TASK ITEM: Word for word, print all of the entries below.

---

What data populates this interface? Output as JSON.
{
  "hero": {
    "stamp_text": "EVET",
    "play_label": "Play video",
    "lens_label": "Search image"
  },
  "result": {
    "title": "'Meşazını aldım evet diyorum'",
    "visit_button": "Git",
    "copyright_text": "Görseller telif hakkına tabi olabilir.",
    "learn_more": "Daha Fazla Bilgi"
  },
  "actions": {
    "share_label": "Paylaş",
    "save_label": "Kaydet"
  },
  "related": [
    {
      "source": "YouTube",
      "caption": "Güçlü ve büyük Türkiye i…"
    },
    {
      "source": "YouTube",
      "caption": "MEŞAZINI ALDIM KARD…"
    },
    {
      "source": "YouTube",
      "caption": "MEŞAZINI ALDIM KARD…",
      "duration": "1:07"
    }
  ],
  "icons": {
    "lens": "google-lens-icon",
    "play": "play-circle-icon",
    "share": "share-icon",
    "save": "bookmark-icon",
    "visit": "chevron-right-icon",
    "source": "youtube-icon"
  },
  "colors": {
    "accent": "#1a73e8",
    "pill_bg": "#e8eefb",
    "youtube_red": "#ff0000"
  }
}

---

SOLUTION FOR THIS PROBLEM:
What data populates this interface? Output as JSON.
{
  "hero": {
    "stamp_text": "EVET",
    "play_label": "Play video",
    "lens_label": "Search image"
  },
  "result": {
    "title": "'Meşazını aldım evet diyorum'",
    "visit_button": "Git",
    "copyright_text": "Görseller telif hakkına tabi olabilir.",
    "learn_more": "Daha Fazla Bilgi"
  },
  "actions": {
    "share_label": "Paylaş",
    "save_label": "Kaydet"
  },
  "related": [
    {
      "source": "YouTube",
      "caption": "Güçlü ve büyük Türkiye i…"
    },
    {
      "source": "YouTube",
      "caption": "MEŞAZINI ALDIM KARD…"
    },
    {
      "source": "YouTube",
      "caption": "MEŞAZINI ALDIM KARD…",
      "duration": "1:07"
    }
  ],
  "icons": {
    "lens": "google-lens-icon",
    "play": "play-circle-icon",
    "share": "share-icon",
    "save": "bookmark-icon",
    "visit": "chevron-right-icon",
    "source": "youtube-icon"
  },
  "colors": {
    "accent": "#1a73e8",
    "pill_bg": "#e8eefb",
    "youtube_red": "#ff0000"
  }
}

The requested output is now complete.